[Records from a data collection]
◇ ◇ ◇ ◇
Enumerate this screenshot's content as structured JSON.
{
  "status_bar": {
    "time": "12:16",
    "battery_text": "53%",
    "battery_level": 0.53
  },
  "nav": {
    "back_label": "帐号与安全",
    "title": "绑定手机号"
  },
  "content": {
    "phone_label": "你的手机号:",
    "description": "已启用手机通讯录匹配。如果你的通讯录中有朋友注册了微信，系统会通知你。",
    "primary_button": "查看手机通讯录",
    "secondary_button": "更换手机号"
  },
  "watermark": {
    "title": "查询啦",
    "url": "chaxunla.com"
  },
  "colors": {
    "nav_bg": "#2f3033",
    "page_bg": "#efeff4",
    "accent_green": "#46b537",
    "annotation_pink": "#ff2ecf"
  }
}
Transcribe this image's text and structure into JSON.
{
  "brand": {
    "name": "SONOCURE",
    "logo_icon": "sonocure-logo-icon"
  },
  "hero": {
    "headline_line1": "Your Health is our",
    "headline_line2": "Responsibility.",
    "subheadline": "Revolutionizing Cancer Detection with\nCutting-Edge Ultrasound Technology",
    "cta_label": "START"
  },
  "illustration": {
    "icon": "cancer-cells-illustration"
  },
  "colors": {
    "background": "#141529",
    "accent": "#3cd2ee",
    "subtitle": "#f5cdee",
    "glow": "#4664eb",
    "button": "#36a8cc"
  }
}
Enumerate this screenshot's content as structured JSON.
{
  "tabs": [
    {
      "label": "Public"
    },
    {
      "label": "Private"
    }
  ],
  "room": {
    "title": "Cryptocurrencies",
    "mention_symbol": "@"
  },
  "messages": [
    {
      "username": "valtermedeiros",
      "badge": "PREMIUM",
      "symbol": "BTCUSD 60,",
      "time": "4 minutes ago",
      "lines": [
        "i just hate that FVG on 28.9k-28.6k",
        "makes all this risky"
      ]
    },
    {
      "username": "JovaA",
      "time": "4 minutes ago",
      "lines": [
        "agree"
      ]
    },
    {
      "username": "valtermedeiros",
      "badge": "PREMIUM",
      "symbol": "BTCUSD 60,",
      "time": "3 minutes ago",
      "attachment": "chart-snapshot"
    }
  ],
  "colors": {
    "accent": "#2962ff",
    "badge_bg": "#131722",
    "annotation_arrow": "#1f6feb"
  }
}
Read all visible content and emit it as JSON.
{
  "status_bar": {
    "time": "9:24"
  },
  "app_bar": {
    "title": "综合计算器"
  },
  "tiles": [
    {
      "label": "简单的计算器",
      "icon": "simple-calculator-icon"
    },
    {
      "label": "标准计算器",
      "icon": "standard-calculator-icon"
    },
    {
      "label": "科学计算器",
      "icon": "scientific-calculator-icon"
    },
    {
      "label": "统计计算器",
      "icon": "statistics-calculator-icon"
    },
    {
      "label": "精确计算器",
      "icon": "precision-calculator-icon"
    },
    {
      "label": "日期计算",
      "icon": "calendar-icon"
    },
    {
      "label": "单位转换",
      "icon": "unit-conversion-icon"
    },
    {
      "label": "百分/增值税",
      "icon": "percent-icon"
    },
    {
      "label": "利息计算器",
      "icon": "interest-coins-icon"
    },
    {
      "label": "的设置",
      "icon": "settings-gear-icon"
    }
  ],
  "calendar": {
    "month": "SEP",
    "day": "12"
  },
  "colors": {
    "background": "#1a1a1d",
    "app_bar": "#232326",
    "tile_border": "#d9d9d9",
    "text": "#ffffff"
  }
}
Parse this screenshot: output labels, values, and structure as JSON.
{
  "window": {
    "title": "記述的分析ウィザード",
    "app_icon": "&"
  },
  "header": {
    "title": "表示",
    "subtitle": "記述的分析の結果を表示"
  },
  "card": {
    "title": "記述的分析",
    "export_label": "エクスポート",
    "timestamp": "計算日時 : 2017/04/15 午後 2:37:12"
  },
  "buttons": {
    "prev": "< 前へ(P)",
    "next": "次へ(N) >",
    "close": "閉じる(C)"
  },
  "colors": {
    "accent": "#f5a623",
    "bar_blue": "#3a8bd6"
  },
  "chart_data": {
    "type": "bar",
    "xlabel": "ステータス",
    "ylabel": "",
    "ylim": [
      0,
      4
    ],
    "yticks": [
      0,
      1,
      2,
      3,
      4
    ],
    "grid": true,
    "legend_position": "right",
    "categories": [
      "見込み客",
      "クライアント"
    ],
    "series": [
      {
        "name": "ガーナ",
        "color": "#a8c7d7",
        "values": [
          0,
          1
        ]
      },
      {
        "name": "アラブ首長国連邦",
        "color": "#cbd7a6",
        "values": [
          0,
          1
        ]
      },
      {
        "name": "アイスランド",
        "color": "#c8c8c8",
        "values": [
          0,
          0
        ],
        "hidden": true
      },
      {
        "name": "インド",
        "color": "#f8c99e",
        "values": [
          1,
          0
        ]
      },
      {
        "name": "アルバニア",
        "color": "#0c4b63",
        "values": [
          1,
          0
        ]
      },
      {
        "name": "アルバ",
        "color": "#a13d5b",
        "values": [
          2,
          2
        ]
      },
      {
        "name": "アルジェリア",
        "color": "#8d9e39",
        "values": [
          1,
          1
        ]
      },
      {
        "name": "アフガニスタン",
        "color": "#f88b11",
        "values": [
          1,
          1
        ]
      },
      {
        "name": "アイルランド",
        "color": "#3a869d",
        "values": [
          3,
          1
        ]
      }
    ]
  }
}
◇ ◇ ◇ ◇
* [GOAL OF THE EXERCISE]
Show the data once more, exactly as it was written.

* [SOLUTION FOR THIS PROBLEM]
Enumerate this screenshot's content as structured JSON.
{
  "status_bar": {
    "time": "12:16",
    "battery_text": "53%",
    "battery_level": 0.53
  },
  "nav": {
    "back_label": "帐号与安全",
    "title": "绑定手机号"
  },
  "content": {
    "phone_label": "你的手机号:",
    "description": "已启用手机通讯录匹配。如果你的通讯录中有朋友注册了微信，系统会通知你。",
    "primary_button": "查看手机通讯录",
    "secondary_button": "更换手机号"
  },
  "watermark": {
    "title": "查询啦",
    "url": "chaxunla.com"
  },
  "colors": {
    "nav_bg": "#2f3033",
    "page_bg": "#efeff4",
    "accent_green": "#46b537",
    "annotation_pink": "#ff2ecf"
  }
}
Transcribe this image's text and structure into JSON.
{
  "brand": {
    "name": "SONOCURE",
    "logo_icon": "sonocure-logo-icon"
  },
  "hero": {
    "headline_line1": "Your Health is our",
    "headline_line2": "Responsibility.",
    "subheadline": "Revolutionizing Cancer Detection with\nCutting-Edge Ultrasound Technology",
    "cta_label": "START"
  },
  "illustration": {
    "icon": "cancer-cells-illustration"
  },
  "colors": {
    "background": "#141529",
    "accent": "#3cd2ee",
    "subtitle": "#f5cdee",
    "glow": "#4664eb",
    "button": "#36a8cc"
  }
}
Enumerate this screenshot's content as structured JSON.
{
  "tabs": [
    {
      "label": "Public"
    },
    {
      "label": "Private"
    }
  ],
  "room": {
    "title": "Cryptocurrencies",
    "mention_symbol": "@"
  },
  "messages": [
    {
      "username": "valtermedeiros",
      "badge": "PREMIUM",
      "symbol": "BTCUSD 60,",
      "time": "4 minutes ago",
      "lines": [
        "i just hate that FVG on 28.9k-28.6k",
        "makes all this risky"
      ]
    },
    {
      "username": "JovaA",
      "time": "4 minutes ago",
      "lines": [
        "agree"
      ]
    },
    {
      "username": "valtermedeiros",
      "badge": "PREMIUM",
      "symbol": "BTCUSD 60,",
      "time": "3 minutes ago",
      "attachment": "chart-snapshot"
    }
  ],
  "colors": {
    "accent": "#2962ff",
    "badge_bg": "#131722",
    "annotation_arrow": "#1f6feb"
  }
}
Read all visible content and emit it as JSON.
{
  "status_bar": {
    "time": "9:24"
  },
  "app_bar": {
    "title": "综合计算器"
  },
  "tiles": [
    {
      "label": "简单的计算器",
      "icon": "simple-calculator-icon"
    },
    {
      "label": "标准计算器",
      "icon": "standard-calculator-icon"
    },
    {
      "label": "科学计算器",
      "icon": "scientific-calculator-icon"
    },
    {
      "label": "统计计算器",
      "icon": "statistics-calculator-icon"
    },
    {
      "label": "精确计算器",
      "icon": "precision-calculator-icon"
    },
    {
      "label": "日期计算",
      "icon": "calendar-icon"
    },
    {
      "label": "单位转换",
      "icon": "unit-conversion-icon"
    },
    {
      "label": "百分/增值税",
      "icon": "percent-icon"
    },
    {
      "label": "利息计算器",
      "icon": "interest-coins-icon"
    },
    {
      "label": "的设置",
      "icon": "settings-gear-icon"
    }
  ],
  "calendar": {
    "month": "SEP",
    "day": "12"
  },
  "colors": {
    "background": "#1a1a1d",
    "app_bar": "#232326",
    "tile_border": "#d9d9d9",
    "text": "#ffffff"
  }
}
Parse this screenshot: output labels, values, and structure as JSON.
{
  "window": {
    "title": "記述的分析ウィザード",
    "app_icon": "&"
  },
  "header": {
    "title": "表示",
    "subtitle": "記述的分析の結果を表示"
  },
  "card": {
    "title": "記述的分析",
    "export_label": "エクスポート",
    "timestamp": "計算日時 : 2017/04/15 午後 2:37:12"
  },
  "buttons": {
    "prev": "< 前へ(P)",
    "next": "次へ(N) >",
    "close": "閉じる(C)"
  },
  "colors": {
    "accent": "#f5a623",
    "bar_blue": "#3a8bd6"
  },
  "chart_data": {
    "type": "bar",
    "xlabel": "ステータス",
    "ylabel": "",
    "ylim": [
      0,
      4
    ],
    "yticks": [
      0,
      1,
      2,
      3,
      4
    ],
    "grid": true,
    "legend_position": "right",
    "categories": [
      "見込み客",
      "クライアント"
    ],
    "series": [
      {
        "name": "ガーナ",
        "color": "#a8c7d7",
        "values": [
          0,
          1
        ]
      },
      {
        "name": "アラブ首長国連邦",
        "color": "#cbd7a6",
        "values": [
          0,
          1
        ]
      },
      {
        "name": "アイスランド",
        "color": "#c8c8c8",
        "values": [
          0,
          0
        ],
        "hidden": true
      },
      {
        "name": "インド",
        "color": "#f8c99e",
        "values": [
          1,
          0
        ]
      },
      {
        "name": "アルバニア",
        "color": "#0c4b63",
        "values": [
          1,
          0
        ]
      },
      {
        "name": "アルバ",
        "color": "#a13d5b",
        "values": [
          2,
          2
        ]
      },
      {
        "name": "アルジェリア",
        "color": "#8d9e39",
        "values": [
          1,
          1
        ]
      },
      {
        "name": "アフガニスタン",
        "color": "#f88b11",
        "values": [
          1,
          1
        ]
      },
      {
        "name": "アイルランド",
        "color": "#3a869d",
        "values": [
          3,
          1
        ]
      }
    ]
  }
}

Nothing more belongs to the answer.